But how much do we think about ending a breath well?
The exhale is the most important part, says Belisa Vranich, author of "Breathe: The Simple, Revolutionary 14-Day Program to Improve Your Mental and Physical Health."
Her book (and breathing class workshops for athletes, new moms and businesses) focuses on how teaching your body to breathe better can improve health.
Many people don't breathe correctly, said Vranich.
"Start with the exhale when you're thinking about your breathing," she said.
Often, when people are stressed, they don't breathe mindfully. In fact, they can stop breathing altogether.
"It's a reaction to fear and stress," Vranich said. "It's also a reaction to being on very tight deadlines and stressed out in front of your computer."
Taking shallow breaths can mean not getting enough air.
"You're holding your breath like you're underwater," she said. "It wreaks havoc on your body and your brain. All of a sudden, you'll realize, or your body will alert you. You'll take a few breaths, and then you'll do it again."
If you find yourself feeling tired throughout the day, this could be the culprit. It's exhausting, Vranich said. "You'll spend your entire day with your body trying to catch up."
Try to think through exhaling throughout the day.
"We have this obsession with the inhale," she said. "You can't inhale well unless you've exhaled well."
Here's how to become a pro. Exhale the entire way out.
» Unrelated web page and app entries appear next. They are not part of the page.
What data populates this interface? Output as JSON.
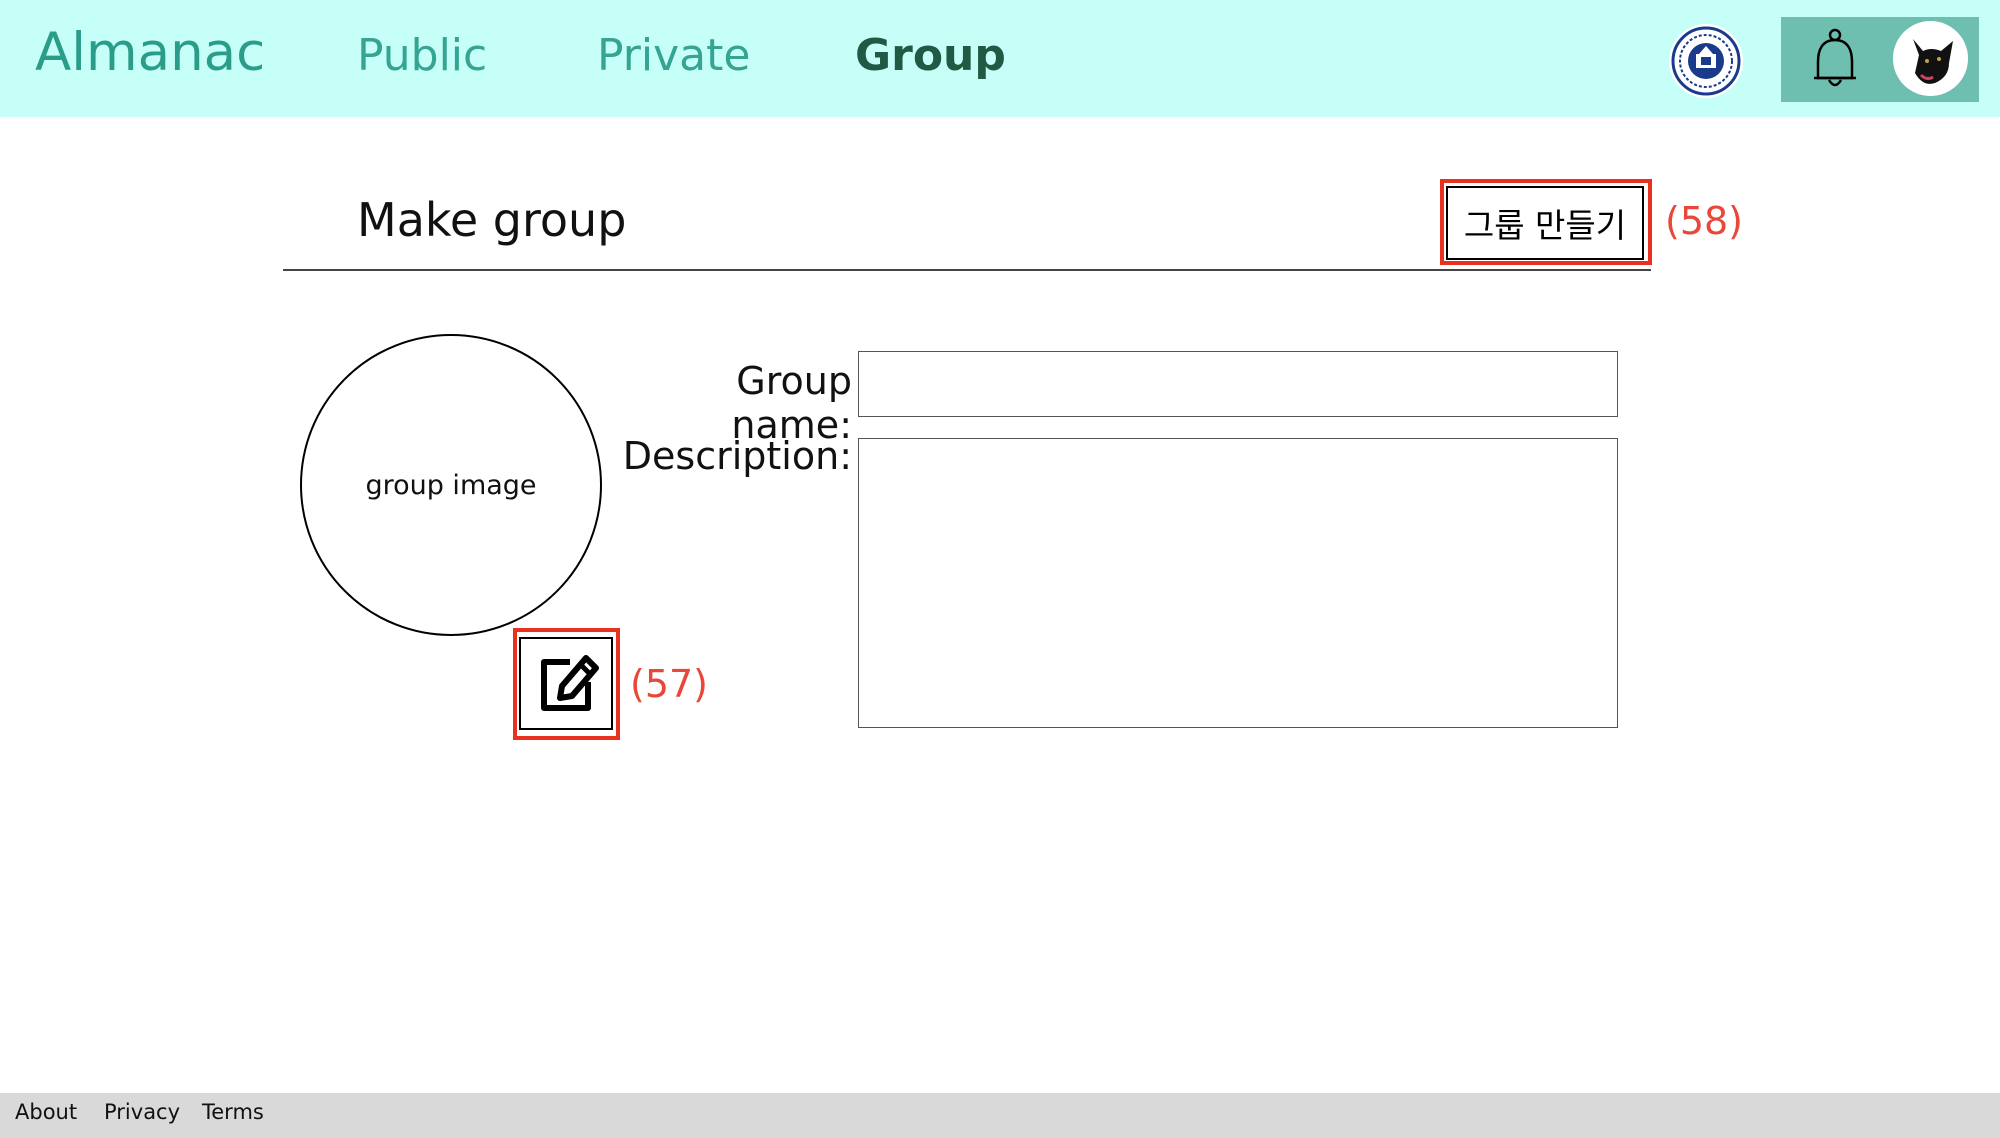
{
  "header": {
    "brand": "Almanac",
    "nav": [
      {
        "label": "Public"
      },
      {
        "label": "Private"
      },
      {
        "label": "Group"
      }
    ],
    "icons": {
      "university_logo": "university-seal-icon",
      "notifications": "bell-icon",
      "avatar": "black-dog-avatar"
    },
    "colors": {
      "header_bg": "#c6fff8",
      "brand": "#2a9d8a",
      "nav": "#35a492",
      "nav_active": "#1f5a44",
      "panel_bg": "#6fbfb1"
    }
  },
  "make_group": {
    "title": "Make group",
    "create_button_label": "그룹 만들기",
    "create_button_annotation": "(58)",
    "image_placeholder": "group image",
    "edit_image_annotation": "(57)",
    "group_name_label": "Group name:",
    "group_name_value": "",
    "description_label": "Description:",
    "description_value": "",
    "annotation_color": "#e8311e"
  },
  "footer": {
    "links": [
      {
        "label": "About"
      },
      {
        "label": "Privacy"
      },
      {
        "label": "Terms"
      }
    ]
  }
}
Activate the entire middle self of your body; you should feel the area around your ribs narrowing.
"You should feel like your entire middle is being wrung out," she said.
Most people haven't exhaled deeply enough recently to get rid of stale air.
"Their next inhale is really bad, because you end up always trying to gasp for air and trying to fill up," she said. "You've never actually dumped all of the air out."